Thanks so mutch!
If it's hardened off, you'll need to change the mix, or it'll keep happening. Sorry, it's about the type of soil being used, not the pot.
Ooops, Posted twice..
Do you think I can change the mix now, when hÃÂ¨re in Europe we are going to the wintertime? I am afraid it won't survive...
Yuriyaa, these plants can grow in always wet soil, so sometimes the leaves die when subjected to dryness. Even if the leaves all die, keep it in a sunny place for the winter and keep it moist. It has been my experience that new leaves grow very quickly. In the summer it needs shade, but sun is ok for the short days this time of year. Bonne chance avec ta plante.

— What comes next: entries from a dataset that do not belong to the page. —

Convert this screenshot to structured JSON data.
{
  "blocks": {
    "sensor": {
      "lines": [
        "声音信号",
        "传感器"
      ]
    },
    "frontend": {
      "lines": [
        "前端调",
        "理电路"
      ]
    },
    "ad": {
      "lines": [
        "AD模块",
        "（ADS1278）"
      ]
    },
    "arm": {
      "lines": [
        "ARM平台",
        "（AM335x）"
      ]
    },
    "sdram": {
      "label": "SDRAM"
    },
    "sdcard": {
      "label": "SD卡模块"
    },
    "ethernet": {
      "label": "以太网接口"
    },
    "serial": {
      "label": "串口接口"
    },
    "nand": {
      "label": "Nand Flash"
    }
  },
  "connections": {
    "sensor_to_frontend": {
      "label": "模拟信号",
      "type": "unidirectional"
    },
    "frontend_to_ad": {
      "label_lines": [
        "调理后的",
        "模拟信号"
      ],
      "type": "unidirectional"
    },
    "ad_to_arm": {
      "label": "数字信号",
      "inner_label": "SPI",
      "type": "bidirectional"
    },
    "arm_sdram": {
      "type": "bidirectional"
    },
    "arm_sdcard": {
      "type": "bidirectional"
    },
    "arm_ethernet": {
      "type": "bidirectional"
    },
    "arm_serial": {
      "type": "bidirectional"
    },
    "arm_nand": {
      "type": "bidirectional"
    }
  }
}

On, thank you! I will see how it goes, I love this Calathea and any other plants I have. I hope it will do good. I just still have the entire huge bag of that soil that I used for all of my plants.. Really sad that the stores are selling this kind of soil. But how do you actually know which soul won't harden? Can you give me some advices for soil contents? I use as well vermiculite and perlite, the last one helps to keep the soil without hardening. Means I will have to try out all the soils sold in different shops and find THE ONE?

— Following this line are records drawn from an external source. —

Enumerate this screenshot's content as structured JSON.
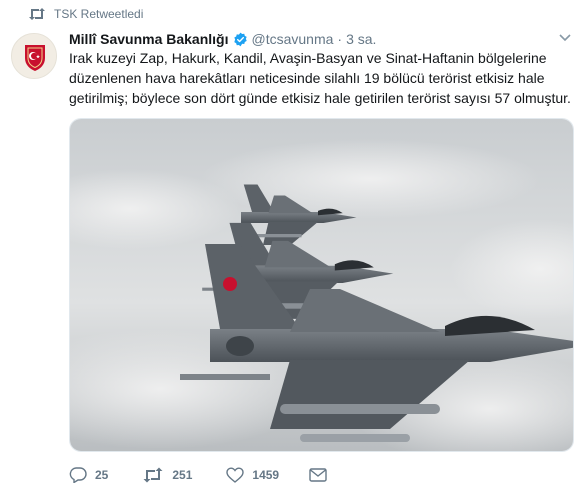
{
  "retweet_banner": {
    "icon": "retweet-icon",
    "text": "TSK Retweetledi"
  },
  "tweet": {
    "author": {
      "display_name": "Millî Savunma Bakanlığı",
      "verified": true,
      "handle": "@tcsavunma",
      "separator": "·",
      "time": "3 sa."
    },
    "text": "Irak kuzeyi Zap, Hakurk, Kandil, Avaşin-Basyan ve Sinat-Haftanin bölgelerine düzenlenen hava harekâtları neticesinde silahlı 19 bölücü terörist etkisiz hale getirilmiş; böylece son dört günde etkisiz hale getirilen terörist sayısı 57 olmuştur.",
    "media": {
      "kind": "photo",
      "icon": "fighter-jets-photo"
    },
    "actions": {
      "reply_count": "25",
      "retweet_count": "251",
      "like_count": "1459"
    }
  },
  "colors": {
    "accent": "#1da1f2",
    "muted": "#657786",
    "text": "#14171a",
    "avatar_red": "#c8102e"
  }
}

Find a quality larger nursery/greenhouse in your area that mixes their own. Often they sell their mix. Typically this is superior to the little commercial bags (in my opinion at least).
Okaaaay!!! Nice to know.
I would encouage you to not add vermiculite since it compacts terribly. If you're into 'mixing up dirt' for pots, there are many discussions about that around GW. Basically, roots need air as well as water. If there are no tiny air holes in a pot, roots can suffocate/rot. The easiest way to avoid this is to use larger particles that can't lodge perfectly against each other, like bits of sand, clay, peat, vermiculite. Allowing soil to dry well, not just at the surface can also help if necessary.
As said, Calathea are very stressed if they get very dry, they're not cactus. So finding a way to keep it moist without rotting is more critical for these kinds of plants. Picking your plant up can help you gauge if it's dried significantly. It would feel much more heavy when just watered.
If it's common for you to be away from plants for 10 days, a bigger pot of more airy/loose soil might be a good compromise. My plants always do better if I don't pack the soil around the roots, just fill the pot loosely and let it be.
Pls do not use any sand AT ALL in your mixes unless the package specifically says coarse sand or construction sand (not from the playground or the beach).
Good! I start to understand! So sand only as exception? Why do people use Vermiculite for?
Now I am going away for a month and leaving all of my garden for my bf :S
I really want to get a system for automatic humidity. Have you ever heared about this thing called Blumat? What do you think?
Perlite vs vermiculite.
I've never heard of Blumat. Have a good trip!
Thank you! Blumat is this: the piÃÂ¨ce of ceramic carrot looking quite big and the wire that you put in to the water. That keeps the soil wet. :) I will try to get one tomorow and let you know how it works! :)